_ I thought that I would read the beginning
_ Of the last gospel, but
_ The book fell open at
The beginning of the first, my thoughts misdeeming
_ What I needed to write this poem,
_ But the book satisfying them.
_ My intention was to write about
_ A father and a son
_ Hand in hand upon
A curving shore, a memory I doubt,
_ But fitting image for
_ All such memories I here recall.
_ Those early summer evenings spent
_ With my dad on that outcrop
_ Watching peregrines drop,
Or in the woods, off way-marked paths, intent
_ To find the fabled stand
_ Of Weymouth Pines, which we, at last, found.
_ Our lingering at Mickla Bridge,
_ Discoursing about Yeats,
_ As the sun politely waits
To set behind the bluing fields’ high ridge.
_ My making for my first son
_ My arm a pillow to rest upon.
_ But while I thought on these things, behold,
_ An angel of the Lord
_ Appealed to my words and implored,
All things are created through the Son, that child,
_ Conceived of the holy ghost,
_ Praised suddenly by a heavenly host.
_ What have I written?

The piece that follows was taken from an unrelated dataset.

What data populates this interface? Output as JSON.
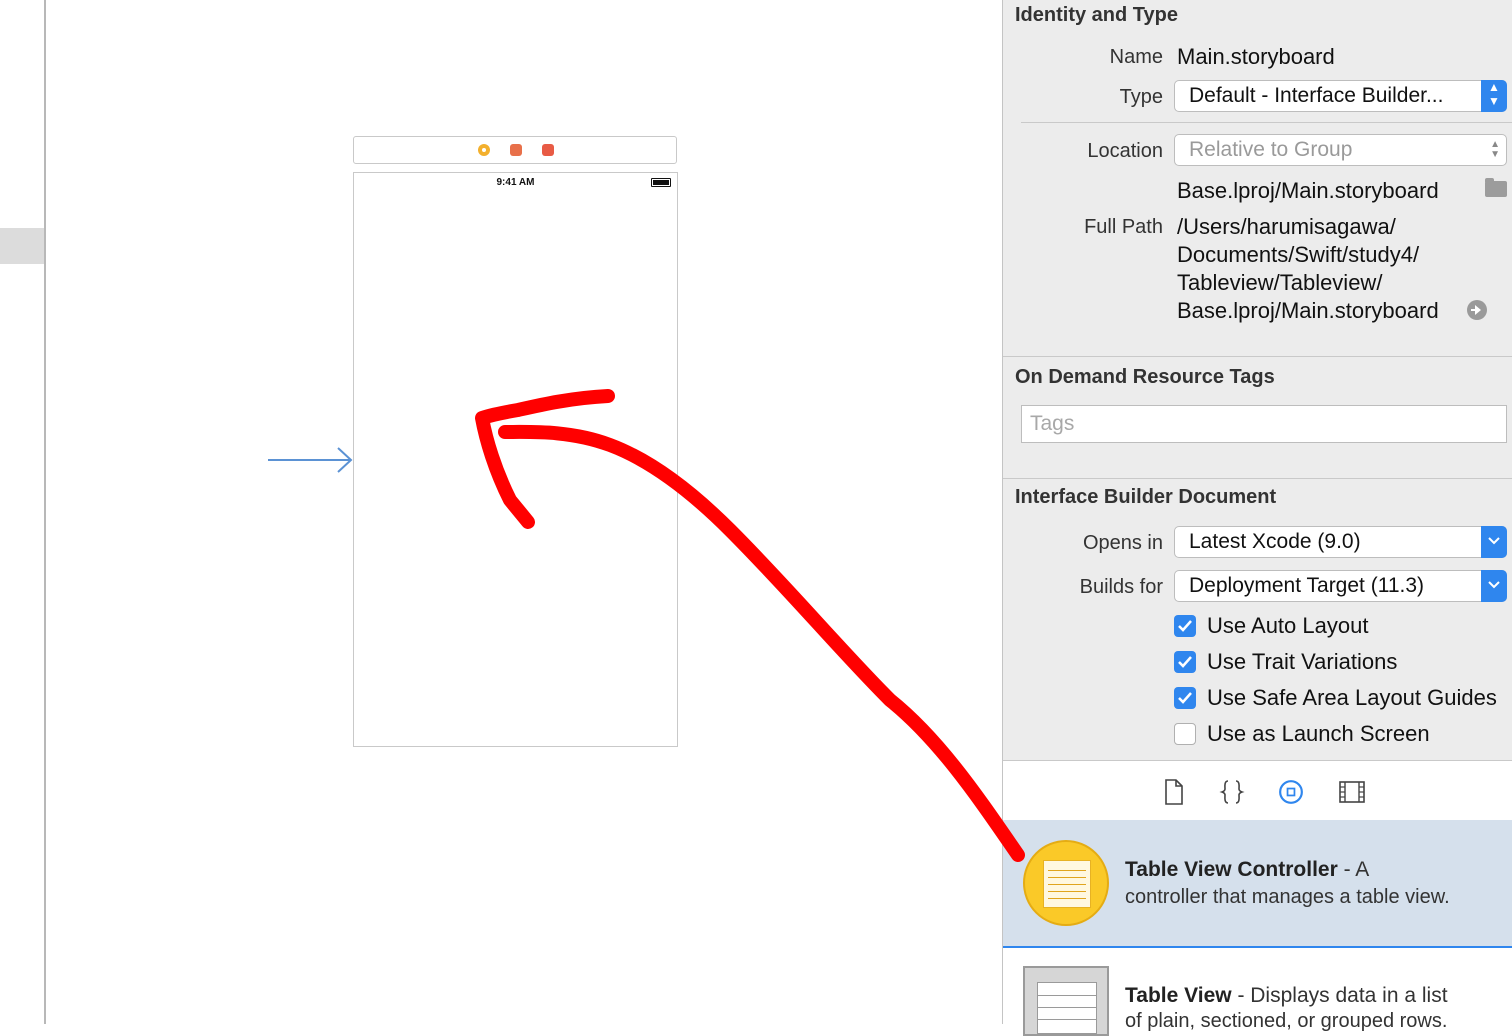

And what have I
_ Imagined and not written?
_ And what remains unwritten
And unimagined in this poem? Before I
_ Knew it, my thoughts were lost,

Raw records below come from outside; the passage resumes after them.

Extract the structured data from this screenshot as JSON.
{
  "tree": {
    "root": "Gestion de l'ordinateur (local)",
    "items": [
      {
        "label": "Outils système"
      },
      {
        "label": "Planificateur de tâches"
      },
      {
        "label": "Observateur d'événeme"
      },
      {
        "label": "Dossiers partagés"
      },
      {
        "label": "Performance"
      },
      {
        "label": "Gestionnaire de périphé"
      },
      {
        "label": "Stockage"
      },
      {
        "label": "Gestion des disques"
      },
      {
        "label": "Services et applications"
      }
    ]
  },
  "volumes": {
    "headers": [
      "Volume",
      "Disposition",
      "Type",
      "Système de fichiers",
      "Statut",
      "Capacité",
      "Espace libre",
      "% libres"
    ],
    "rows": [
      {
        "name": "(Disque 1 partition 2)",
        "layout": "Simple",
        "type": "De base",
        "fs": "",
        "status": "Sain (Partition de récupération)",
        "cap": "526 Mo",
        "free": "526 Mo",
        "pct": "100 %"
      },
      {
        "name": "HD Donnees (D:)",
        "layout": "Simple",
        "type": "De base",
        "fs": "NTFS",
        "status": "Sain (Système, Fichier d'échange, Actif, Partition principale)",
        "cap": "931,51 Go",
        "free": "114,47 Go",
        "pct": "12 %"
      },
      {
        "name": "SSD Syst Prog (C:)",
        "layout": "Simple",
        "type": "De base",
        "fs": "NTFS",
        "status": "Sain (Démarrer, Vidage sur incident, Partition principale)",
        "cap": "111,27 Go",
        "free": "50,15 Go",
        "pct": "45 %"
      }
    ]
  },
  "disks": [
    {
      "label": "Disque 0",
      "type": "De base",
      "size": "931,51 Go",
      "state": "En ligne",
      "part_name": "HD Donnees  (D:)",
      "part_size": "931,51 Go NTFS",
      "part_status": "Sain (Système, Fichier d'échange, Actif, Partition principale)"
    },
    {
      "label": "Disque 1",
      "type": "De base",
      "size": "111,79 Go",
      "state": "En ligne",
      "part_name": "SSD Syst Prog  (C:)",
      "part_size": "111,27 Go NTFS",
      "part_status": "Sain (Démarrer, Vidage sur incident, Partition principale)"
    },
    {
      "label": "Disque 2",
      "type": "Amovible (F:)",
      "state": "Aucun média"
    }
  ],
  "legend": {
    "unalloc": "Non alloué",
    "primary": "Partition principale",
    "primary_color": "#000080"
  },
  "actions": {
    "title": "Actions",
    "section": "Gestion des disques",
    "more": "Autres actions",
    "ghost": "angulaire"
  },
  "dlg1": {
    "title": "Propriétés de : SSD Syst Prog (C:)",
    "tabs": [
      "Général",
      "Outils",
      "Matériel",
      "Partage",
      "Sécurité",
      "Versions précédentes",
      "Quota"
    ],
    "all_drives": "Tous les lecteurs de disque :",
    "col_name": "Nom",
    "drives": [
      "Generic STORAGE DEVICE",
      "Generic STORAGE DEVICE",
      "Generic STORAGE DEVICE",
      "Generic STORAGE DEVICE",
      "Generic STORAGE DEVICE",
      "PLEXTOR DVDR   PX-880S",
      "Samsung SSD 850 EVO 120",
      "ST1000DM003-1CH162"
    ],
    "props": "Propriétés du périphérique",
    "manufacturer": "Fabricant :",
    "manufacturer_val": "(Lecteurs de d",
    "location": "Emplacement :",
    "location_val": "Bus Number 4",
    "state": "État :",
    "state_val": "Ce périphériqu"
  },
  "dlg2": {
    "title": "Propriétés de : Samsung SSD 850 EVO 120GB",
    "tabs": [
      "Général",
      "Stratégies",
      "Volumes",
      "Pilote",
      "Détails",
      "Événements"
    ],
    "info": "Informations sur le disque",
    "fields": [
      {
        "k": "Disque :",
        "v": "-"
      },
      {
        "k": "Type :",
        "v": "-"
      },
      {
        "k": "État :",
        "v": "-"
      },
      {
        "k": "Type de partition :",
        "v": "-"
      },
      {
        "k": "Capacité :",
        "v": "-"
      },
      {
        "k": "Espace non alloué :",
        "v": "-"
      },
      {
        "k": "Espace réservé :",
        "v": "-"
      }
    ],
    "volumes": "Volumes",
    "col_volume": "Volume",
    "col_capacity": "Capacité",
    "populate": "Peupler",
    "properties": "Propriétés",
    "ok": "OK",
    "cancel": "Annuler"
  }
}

_ Or found with child of the holy ghost.
Edward Clarke’s Eighteen Psalms was published by Periplum Poetry in 2018. He is also the author of two books of criticism, The Vagabond Spirit of Poetry (Iff Books 2014) and The Later Affluence of W.B. Yeats and Wallace Stevens (Palgrave Macmillan 2012), and poetry editor Cassandra Voices.